Details of Our guide–

Hira Singh Bisht Garhwali

Village — Wan, Dewal. Chamoli, Garhwal, Uttarakhand.

Phone number — 09756480219[ whats app available on this number], 07895165848.

 

Crumbling walls, uninhabited houses and battered doors invite you to venture into the mysterious world of lingering shadows.
Bolted doors, though aged with times cling passionately to the naked walls as if guarding secrets lying there for years. The quiet dignity of their commitment pulls a string at your heart.
In a courtyard full of dry leaves, wind walks to you with halting steps as if crossing the distance of ages. Whispering voices call you from shadowy corners. In the moist and diffused light spread across the chipping verandah, the past speaks to you with an intimacy across the time line.
Through the cracks of shriveled doors, escape the sighs of tales untold. The dusty interiors preserve the redolent presence of forgotten ones.
And just when the haunting past reverberates through your entire being, the present peeps down at you through a crevice high above the falling roof.

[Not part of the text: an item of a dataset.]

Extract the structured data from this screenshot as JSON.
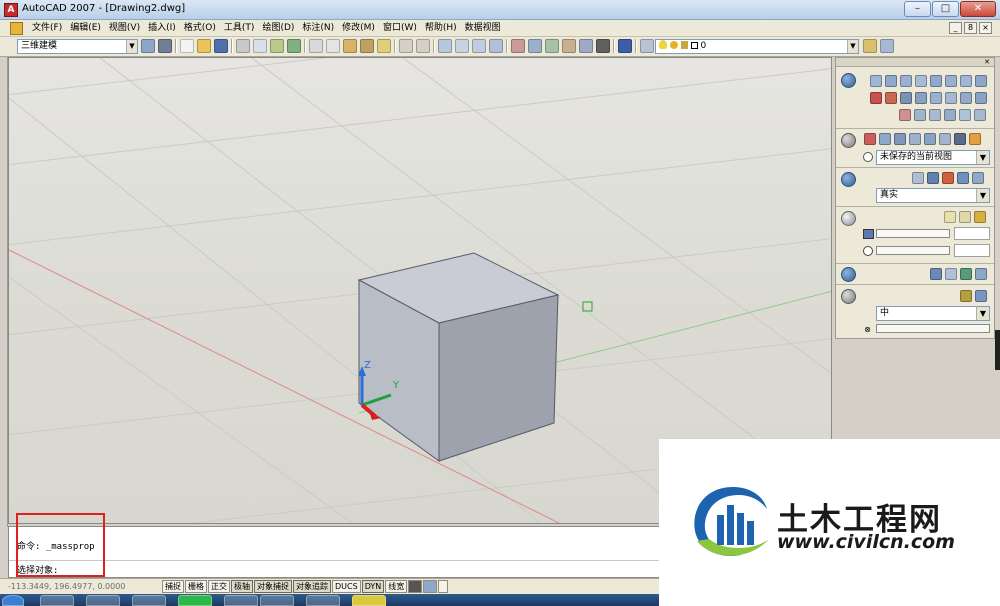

A just born bunch of delicate green leaves smiles at you beckoning to march forward/move onward.


pictures: © sunder iyer